Top Tasks Methodology
Gerry McGovern is a bit of a personal hero of mine since reading his book, Killer Web Content almost 8 years ago. It changed the way I thought about website content and copywriting, putting me on a path towards the consultancy role I’m in today. At the risk of sounding like a fanboy, this talk on the Top Tasks Methodology was my biggest takeaway from the day, not only due to the content, but also because of Gerry’s exuberant presenting style.
The Top Tasks methodology provides a way to strip away the noise with usability and really hone in on what matters to your users. It is based on a deceptively simple premise, collating all the tasks you expect users will or may want to perform on your website and then ask users to rank them in order of importance.
At a more detailed level it requires a significant amount of stakeholder engagement with as much of the organisation as possible. This means working with teams across the business using mediums such as the corporate strategy, social media, customer feedback and on-site behaviours to identify the tasks.
The next step is to shortlist the tasks, a process that requires a careful use of language to strip back tasks to their essence and ensure each is robust and concise. Some explanation of the task is allowed, but the main emphasis is on creating tasks that can be instantly understood, and easily rated by users.
The task list survey, by Gerry’s own admission breaks all the rules of survey design. 50-80 tasks in one long list and having users rank only 5 on a scale 1 to 5 shouldn’t work, but it has been successfully used over 400 times in the past 10 years. The argument is that because it is so overwhelming, the user responds with their gut instincts, rather than with the answers they think they should be providing.
The final talk I’d like to cover was from Daniel Harris on Design Activism. In a thought provoking talk, Daniel highlighted the ways in which the internet and technology is permeating all aspects of life, and not always positively.
Daniel went further, stating we (as designers) also have an important role in shaping the future, influence over what these new systems and technologies can do and ultimately what impact they have upon our society. It was powerful stuff and certainly a point that resonated.

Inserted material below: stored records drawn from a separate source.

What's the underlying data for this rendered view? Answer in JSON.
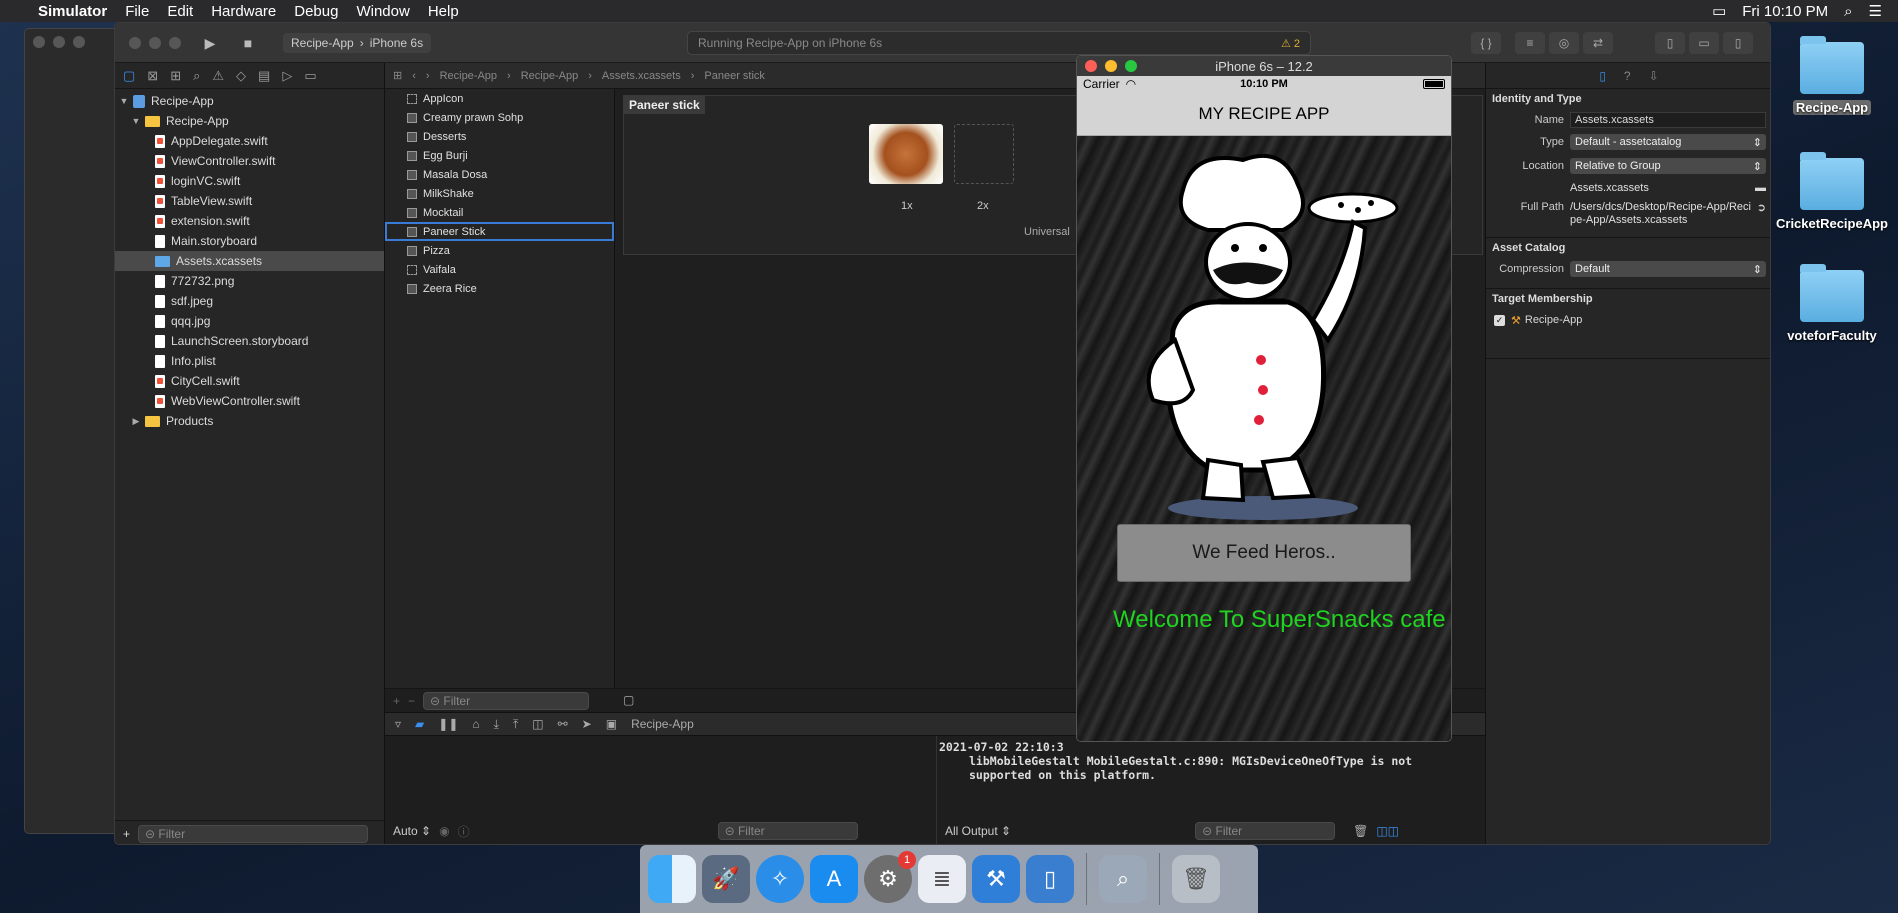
{
  "menubar": {
    "app_name": "Simulator",
    "items": [
      "File",
      "Edit",
      "Hardware",
      "Debug",
      "Window",
      "Help"
    ],
    "clock": "Fri 10:10 PM"
  },
  "toolbar": {
    "scheme": "Recipe-App",
    "device": "iPhone 6s",
    "status": "Running Recipe-App on iPhone 6s",
    "warning_count": "2"
  },
  "navigator": {
    "items": [
      {
        "label": "Recipe-App",
        "kind": "project"
      },
      {
        "label": "Recipe-App",
        "kind": "group"
      },
      {
        "label": "AppDelegate.swift",
        "kind": "swift"
      },
      {
        "label": "ViewController.swift",
        "kind": "swift"
      },
      {
        "label": "loginVC.swift",
        "kind": "swift"
      },
      {
        "label": "TableView.swift",
        "kind": "swift"
      },
      {
        "label": "extension.swift",
        "kind": "swift"
      },
      {
        "label": "Main.storyboard",
        "kind": "file"
      },
      {
        "label": "Assets.xcassets",
        "kind": "assets"
      },
      {
        "label": "772732.png",
        "kind": "file"
      },
      {
        "label": "sdf.jpeg",
        "kind": "file"
      },
      {
        "label": "qqq.jpg",
        "kind": "file"
      },
      {
        "label": "LaunchScreen.storyboard",
        "kind": "file"
      },
      {
        "label": "Info.plist",
        "kind": "file"
      },
      {
        "label": "CityCell.swift",
        "kind": "swift"
      },
      {
        "label": "WebViewController.swift",
        "kind": "swift"
      },
      {
        "label": "Products",
        "kind": "group"
      }
    ],
    "filter_placeholder": "Filter"
  },
  "jumpbar": {
    "crumbs": [
      "Recipe-App",
      "Recipe-App",
      "Assets.xcassets",
      "Paneer stick"
    ]
  },
  "assets": {
    "items": [
      "AppIcon",
      "Creamy prawn Sohp",
      "Desserts",
      "Egg Burji",
      "Masala Dosa",
      "MilkShake",
      "Mocktail",
      "Paneer Stick",
      "Pizza",
      "Vaifala",
      "Zeera Rice"
    ],
    "selected": "Paneer Stick",
    "filter_placeholder": "Filter"
  },
  "imageset": {
    "title": "Paneer stick",
    "slot_1x": "1x",
    "slot_2x": "2x",
    "universal": "Universal"
  },
  "debug": {
    "target": "Recipe-App",
    "console_line1": "2021-07-02 22:10:3",
    "console_line2": "libMobileGestalt MobileGestalt.c:890: MGIsDeviceOneOfType is not",
    "console_line3": "supported on this platform.",
    "auto_label": "Auto",
    "output_label": "All Output",
    "filter_placeholder": "Filter"
  },
  "inspector": {
    "identity_title": "Identity and Type",
    "name_label": "Name",
    "name_value": "Assets.xcassets",
    "type_label": "Type",
    "type_value": "Default - assetcatalog",
    "location_label": "Location",
    "location_value": "Relative to Group",
    "location_file": "Assets.xcassets",
    "fullpath_label": "Full Path",
    "fullpath_value": "/Users/dcs/Desktop/Recipe-App/Recipe-App/Assets.xcassets",
    "catalog_title": "Asset Catalog",
    "compression_label": "Compression",
    "compression_value": "Default",
    "membership_title": "Target Membership",
    "membership_target": "Recipe-App"
  },
  "simulator": {
    "title": "iPhone 6s – 12.2",
    "carrier": "Carrier",
    "time": "10:10 PM",
    "nav_title": "MY RECIPE APP",
    "button_label": "We Feed Heros..",
    "welcome_text": "Welcome To SuperSnacks cafe"
  },
  "desktop": {
    "folders": [
      "Recipe-App",
      "CricketRecipeApp",
      "voteforFaculty"
    ]
  },
  "dock": {
    "notification_badge": "1"
  }
}
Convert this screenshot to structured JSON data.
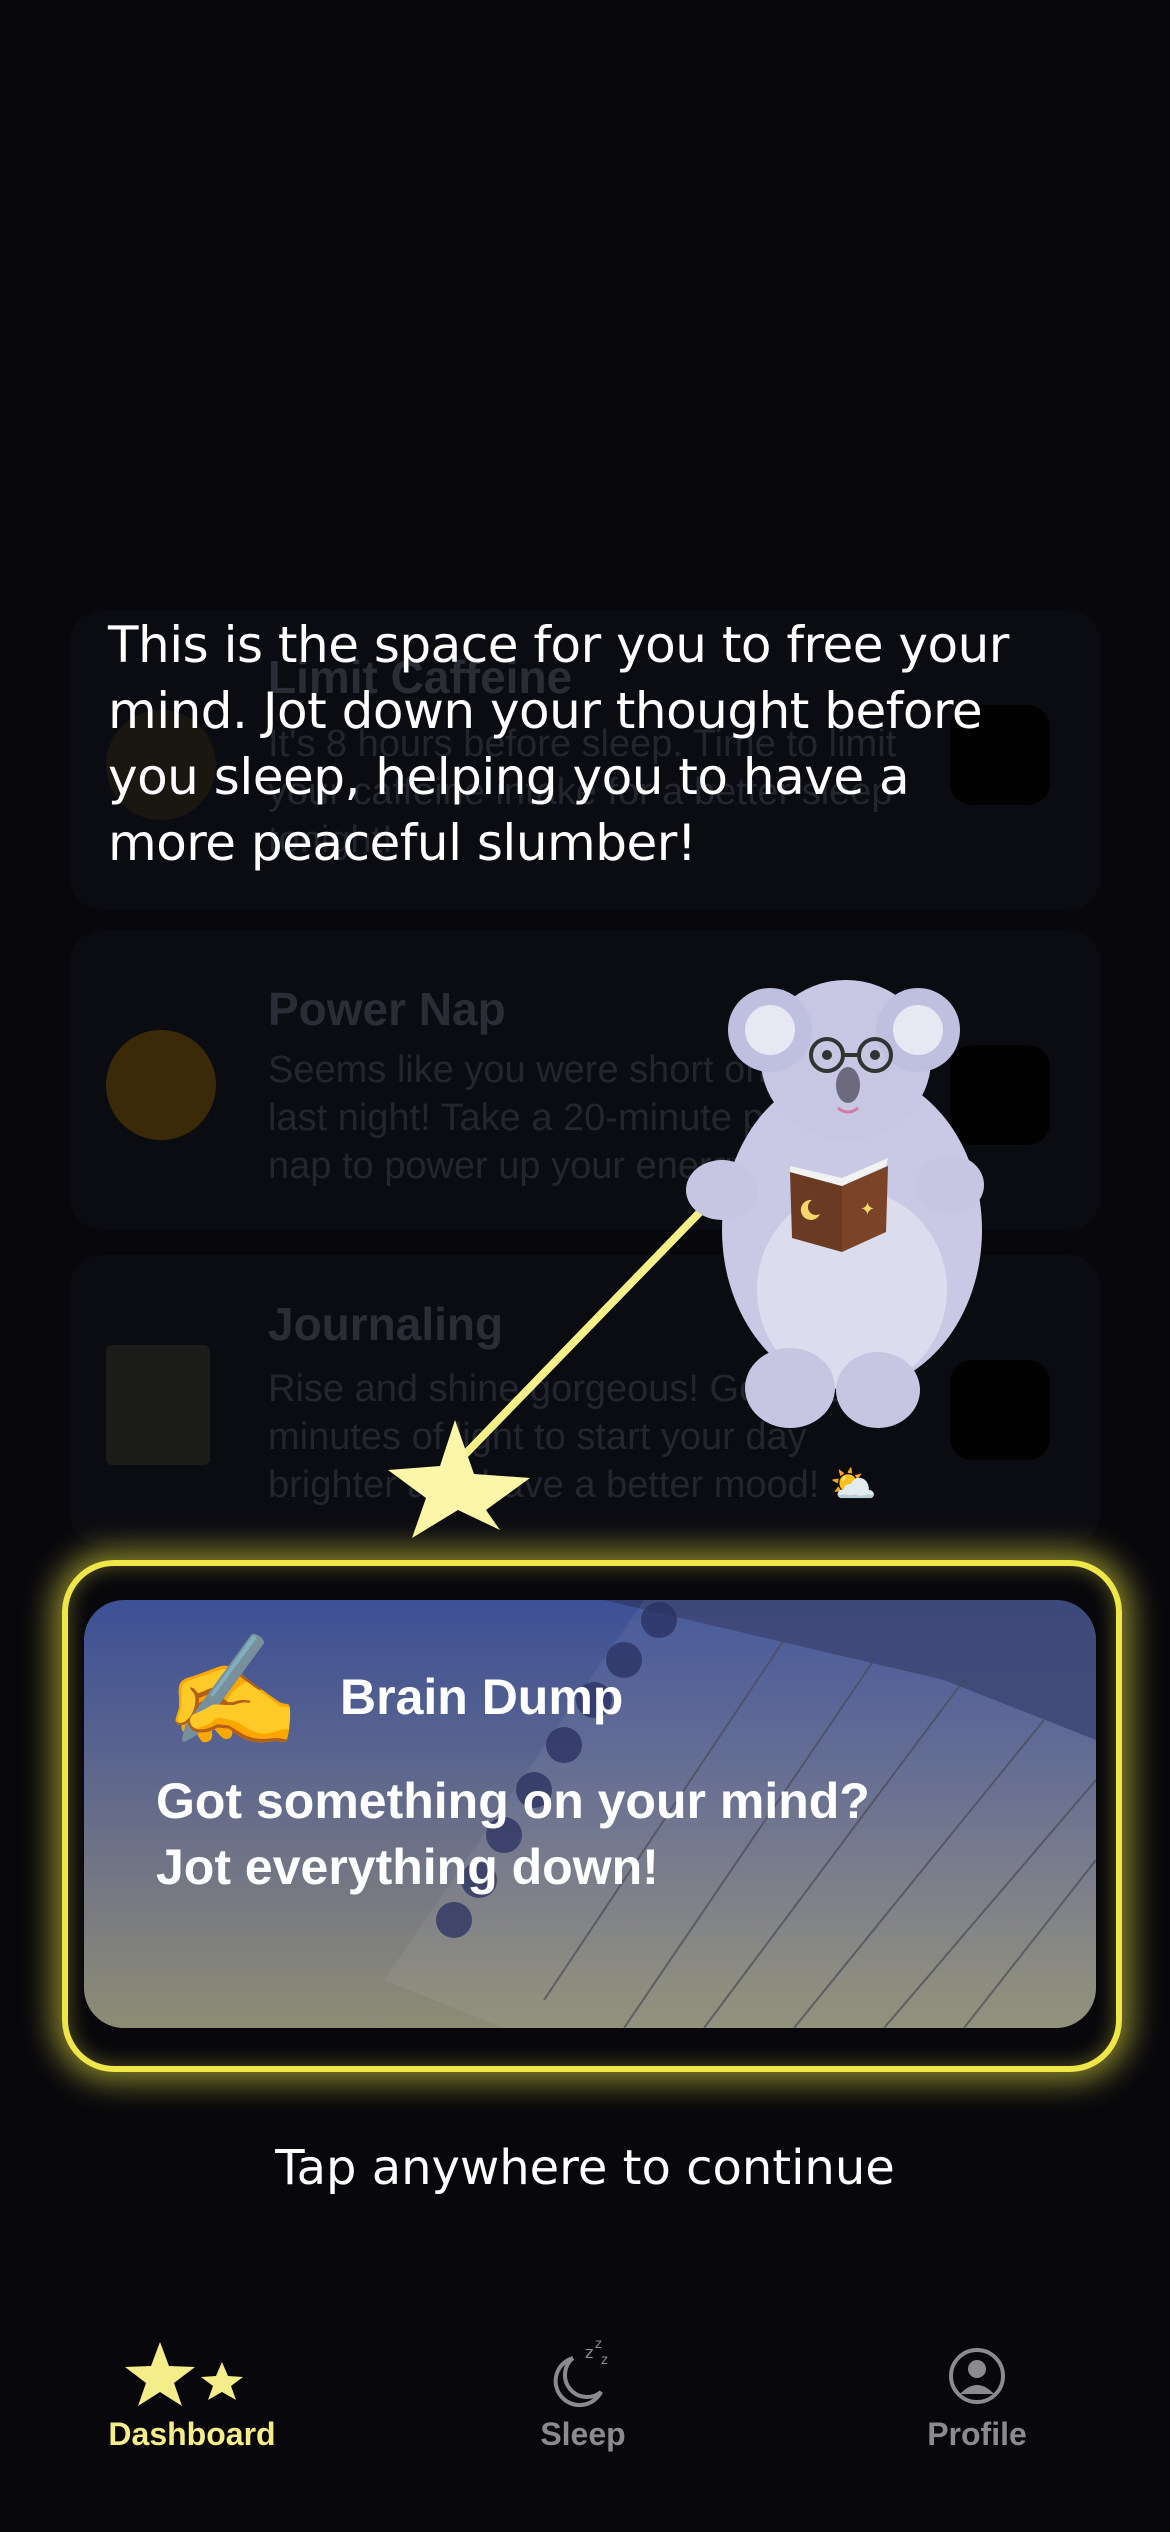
{
  "background_cards": [
    {
      "title": "Limit Caffeine",
      "body": "It's 8 hours before sleep. Time to limit your caffeine intake for a better sleep tonight!"
    },
    {
      "title": "Power Nap",
      "body": "Seems like you were short on sleep last night! Take a 20-minute power nap to power up your energy!"
    },
    {
      "title": "Journaling",
      "body": "Rise and shine gorgeous! Get a few minutes of light to start your day brighter and have a better mood! ⛅"
    }
  ],
  "tutorial": {
    "message": "This is the space for you to free your mind. Jot down your thought before you sleep, helping you to have a more peaceful slumber!",
    "continue_hint": "Tap anywhere to continue"
  },
  "highlight_card": {
    "icon": "✍️",
    "title": "Brain Dump",
    "body": "Got something on your mind? Jot everything down!"
  },
  "tabbar": {
    "items": [
      {
        "label": "Dashboard",
        "icon": "stars-icon",
        "active": true
      },
      {
        "label": "Sleep",
        "icon": "moon-zzz-icon",
        "active": false
      },
      {
        "label": "Profile",
        "icon": "profile-icon",
        "active": false
      }
    ]
  },
  "colors": {
    "background": "#08080c",
    "highlight": "#efe74a",
    "active_tab": "#f5ec8a",
    "inactive_tab": "#8a8a8f"
  }
}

This year, UX Brighton balanced the practical with the theoretical and while there was too much to run through in a couple of blog posts, hopefully this has given a little insight into what was covered. I look forward to 2018’s event to see what the team can throw at us next time.
Photo credit: Siobhan Harris